━━━ Recorded information

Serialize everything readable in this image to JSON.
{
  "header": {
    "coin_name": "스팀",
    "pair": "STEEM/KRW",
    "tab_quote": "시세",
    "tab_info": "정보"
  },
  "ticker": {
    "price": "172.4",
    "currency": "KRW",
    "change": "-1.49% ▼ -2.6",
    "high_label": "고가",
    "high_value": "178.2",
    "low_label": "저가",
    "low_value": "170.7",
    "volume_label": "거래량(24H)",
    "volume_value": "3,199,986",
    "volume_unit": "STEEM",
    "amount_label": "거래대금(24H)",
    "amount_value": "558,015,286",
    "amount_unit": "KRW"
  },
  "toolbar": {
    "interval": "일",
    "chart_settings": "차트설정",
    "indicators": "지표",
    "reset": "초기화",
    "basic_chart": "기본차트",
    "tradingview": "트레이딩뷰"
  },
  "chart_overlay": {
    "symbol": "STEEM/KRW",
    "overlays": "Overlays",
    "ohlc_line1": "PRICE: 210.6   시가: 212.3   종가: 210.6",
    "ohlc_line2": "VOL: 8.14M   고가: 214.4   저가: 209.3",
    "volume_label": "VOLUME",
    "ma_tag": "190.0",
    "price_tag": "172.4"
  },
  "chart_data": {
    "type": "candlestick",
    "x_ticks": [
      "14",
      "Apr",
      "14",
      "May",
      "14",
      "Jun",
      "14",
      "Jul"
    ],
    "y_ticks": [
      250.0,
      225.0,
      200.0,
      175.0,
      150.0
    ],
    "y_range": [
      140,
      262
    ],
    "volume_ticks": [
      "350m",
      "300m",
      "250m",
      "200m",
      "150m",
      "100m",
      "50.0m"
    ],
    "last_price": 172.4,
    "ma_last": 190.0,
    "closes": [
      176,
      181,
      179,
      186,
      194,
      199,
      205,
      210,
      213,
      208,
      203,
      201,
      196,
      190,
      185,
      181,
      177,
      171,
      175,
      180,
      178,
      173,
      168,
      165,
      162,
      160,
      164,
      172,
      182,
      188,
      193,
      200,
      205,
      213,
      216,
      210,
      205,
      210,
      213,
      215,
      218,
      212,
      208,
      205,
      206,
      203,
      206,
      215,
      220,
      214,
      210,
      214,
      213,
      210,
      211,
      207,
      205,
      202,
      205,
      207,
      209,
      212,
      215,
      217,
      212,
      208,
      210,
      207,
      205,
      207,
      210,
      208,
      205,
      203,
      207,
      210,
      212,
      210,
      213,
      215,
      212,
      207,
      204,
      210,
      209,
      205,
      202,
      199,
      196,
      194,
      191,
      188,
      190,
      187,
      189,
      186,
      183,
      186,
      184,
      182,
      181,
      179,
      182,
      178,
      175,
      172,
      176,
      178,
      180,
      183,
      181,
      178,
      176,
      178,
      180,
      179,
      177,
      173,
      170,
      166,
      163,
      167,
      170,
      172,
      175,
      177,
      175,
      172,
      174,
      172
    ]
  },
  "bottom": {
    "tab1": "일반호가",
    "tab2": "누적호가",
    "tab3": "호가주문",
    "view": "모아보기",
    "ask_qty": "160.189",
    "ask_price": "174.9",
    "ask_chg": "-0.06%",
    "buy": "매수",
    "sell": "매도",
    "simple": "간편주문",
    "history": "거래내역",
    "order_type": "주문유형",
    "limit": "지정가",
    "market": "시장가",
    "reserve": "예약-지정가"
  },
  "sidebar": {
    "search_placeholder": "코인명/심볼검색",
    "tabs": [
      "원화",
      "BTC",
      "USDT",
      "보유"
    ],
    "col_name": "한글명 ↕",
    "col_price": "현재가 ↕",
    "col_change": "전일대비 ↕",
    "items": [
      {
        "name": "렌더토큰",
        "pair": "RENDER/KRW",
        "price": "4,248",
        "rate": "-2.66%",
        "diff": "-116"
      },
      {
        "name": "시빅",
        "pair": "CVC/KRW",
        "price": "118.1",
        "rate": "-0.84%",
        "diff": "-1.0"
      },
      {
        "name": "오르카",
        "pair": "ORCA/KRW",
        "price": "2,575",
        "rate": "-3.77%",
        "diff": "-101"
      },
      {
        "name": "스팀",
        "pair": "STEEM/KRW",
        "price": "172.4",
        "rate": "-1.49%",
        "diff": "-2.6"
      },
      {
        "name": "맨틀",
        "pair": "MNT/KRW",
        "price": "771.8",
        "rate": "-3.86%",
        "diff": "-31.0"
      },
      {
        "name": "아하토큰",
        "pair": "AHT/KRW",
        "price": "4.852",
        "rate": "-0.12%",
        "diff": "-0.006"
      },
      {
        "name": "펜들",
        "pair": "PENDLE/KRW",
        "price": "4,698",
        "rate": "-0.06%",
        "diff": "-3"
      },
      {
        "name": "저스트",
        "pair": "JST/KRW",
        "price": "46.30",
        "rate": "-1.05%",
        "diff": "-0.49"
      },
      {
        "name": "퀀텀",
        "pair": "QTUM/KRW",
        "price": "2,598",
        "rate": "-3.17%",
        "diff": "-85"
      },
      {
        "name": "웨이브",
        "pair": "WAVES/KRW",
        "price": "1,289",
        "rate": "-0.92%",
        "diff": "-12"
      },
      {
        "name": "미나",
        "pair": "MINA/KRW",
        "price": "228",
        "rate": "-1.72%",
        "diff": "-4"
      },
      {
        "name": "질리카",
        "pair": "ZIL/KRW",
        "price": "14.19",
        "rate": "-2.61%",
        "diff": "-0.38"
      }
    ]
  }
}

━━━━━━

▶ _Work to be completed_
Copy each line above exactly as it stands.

▶ _Solution to the exercise_
Serialize everything readable in this image to JSON.
{
  "header": {
    "coin_name": "스팀",
    "pair": "STEEM/KRW",
    "tab_quote": "시세",
    "tab_info": "정보"
  },
  "ticker": {
    "price": "172.4",
    "currency": "KRW",
    "change": "-1.49% ▼ -2.6",
    "high_label": "고가",
    "high_value": "178.2",
    "low_label": "저가",
    "low_value": "170.7",
    "volume_label": "거래량(24H)",
    "volume_value": "3,199,986",
    "volume_unit": "STEEM",
    "amount_label": "거래대금(24H)",
    "amount_value": "558,015,286",
    "amount_unit": "KRW"
  },
  "toolbar": {
    "interval": "일",
    "chart_settings": "차트설정",
    "indicators": "지표",
    "reset": "초기화",
    "basic_chart": "기본차트",
    "tradingview": "트레이딩뷰"
  },
  "chart_overlay": {
    "symbol": "STEEM/KRW",
    "overlays": "Overlays",
    "ohlc_line1": "PRICE: 210.6   시가: 212.3   종가: 210.6",
    "ohlc_line2": "VOL: 8.14M   고가: 214.4   저가: 209.3",
    "volume_label": "VOLUME",
    "ma_tag": "190.0",
    "price_tag": "172.4"
  },
  "chart_data": {
    "type": "candlestick",
    "x_ticks": [
      "14",
      "Apr",
      "14",
      "May",
      "14",
      "Jun",
      "14",
      "Jul"
    ],
    "y_ticks": [
      250.0,
      225.0,
      200.0,
      175.0,
      150.0
    ],
    "y_range": [
      140,
      262
    ],
    "volume_ticks": [
      "350m",
      "300m",
      "250m",
      "200m",
      "150m",
      "100m",
      "50.0m"
    ],
    "last_price": 172.4,
    "ma_last": 190.0,
    "closes": [
      176,
      181,
      179,
      186,
      194,
      199,
      205,
      210,
      213,
      208,
      203,
      201,
      196,
      190,
      185,
      181,
      177,
      171,
      175,
      180,
      178,
      173,
      168,
      165,
      162,
      160,
      164,
      172,
      182,
      188,
      193,
      200,
      205,
      213,
      216,
      210,
      205,
      210,
      213,
      215,
      218,
      212,
      208,
      205,
      206,
      203,
      206,
      215,
      220,
      214,
      210,
      214,
      213,
      210,
      211,
      207,
      205,
      202,
      205,
      207,
      209,
      212,
      215,
      217,
      212,
      208,
      210,
      207,
      205,
      207,
      210,
      208,
      205,
      203,
      207,
      210,
      212,
      210,
      213,
      215,
      212,
      207,
      204,
      210,
      209,
      205,
      202,
      199,
      196,
      194,
      191,
      188,
      190,
      187,
      189,
      186,
      183,
      186,
      184,
      182,
      181,
      179,
      182,
      178,
      175,
      172,
      176,
      178,
      180,
      183,
      181,
      178,
      176,
      178,
      180,
      179,
      177,
      173,
      170,
      166,
      163,
      167,
      170,
      172,
      175,
      177,
      175,
      172,
      174,
      172
    ]
  },
  "bottom": {
    "tab1": "일반호가",
    "tab2": "누적호가",
    "tab3": "호가주문",
    "view": "모아보기",
    "ask_qty": "160.189",
    "ask_price": "174.9",
    "ask_chg": "-0.06%",
    "buy": "매수",
    "sell": "매도",
    "simple": "간편주문",
    "history": "거래내역",
    "order_type": "주문유형",
    "limit": "지정가",
    "market": "시장가",
    "reserve": "예약-지정가"
  },
  "sidebar": {
    "search_placeholder": "코인명/심볼검색",
    "tabs": [
      "원화",
      "BTC",
      "USDT",
      "보유"
    ],
    "col_name": "한글명 ↕",
    "col_price": "현재가 ↕",
    "col_change": "전일대비 ↕",
    "items": [
      {
        "name": "렌더토큰",
        "pair": "RENDER/KRW",
        "price": "4,248",
        "rate": "-2.66%",
        "diff": "-116"
      },
      {
        "name": "시빅",
        "pair": "CVC/KRW",
        "price": "118.1",
        "rate": "-0.84%",
        "diff": "-1.0"
      },
      {
        "name": "오르카",
        "pair": "ORCA/KRW",
        "price": "2,575",
        "rate": "-3.77%",
        "diff": "-101"
      },
      {
        "name": "스팀",
        "pair": "STEEM/KRW",
        "price": "172.4",
        "rate": "-1.49%",
        "diff": "-2.6"
      },
      {
        "name": "맨틀",
        "pair": "MNT/KRW",
        "price": "771.8",
        "rate": "-3.86%",
        "diff": "-31.0"
      },
      {
        "name": "아하토큰",
        "pair": "AHT/KRW",
        "price": "4.852",
        "rate": "-0.12%",
        "diff": "-0.006"
      },
      {
        "name": "펜들",
        "pair": "PENDLE/KRW",
        "price": "4,698",
        "rate": "-0.06%",
        "diff": "-3"
      },
      {
        "name": "저스트",
        "pair": "JST/KRW",
        "price": "46.30",
        "rate": "-1.05%",
        "diff": "-0.49"
      },
      {
        "name": "퀀텀",
        "pair": "QTUM/KRW",
        "price": "2,598",
        "rate": "-3.17%",
        "diff": "-85"
      },
      {
        "name": "웨이브",
        "pair": "WAVES/KRW",
        "price": "1,289",
        "rate": "-0.92%",
        "diff": "-12"
      },
      {
        "name": "미나",
        "pair": "MINA/KRW",
        "price": "228",
        "rate": "-1.72%",
        "diff": "-4"
      },
      {
        "name": "질리카",
        "pair": "ZIL/KRW",
        "price": "14.19",
        "rate": "-2.61%",
        "diff": "-0.38"
      }
    ]
  }
}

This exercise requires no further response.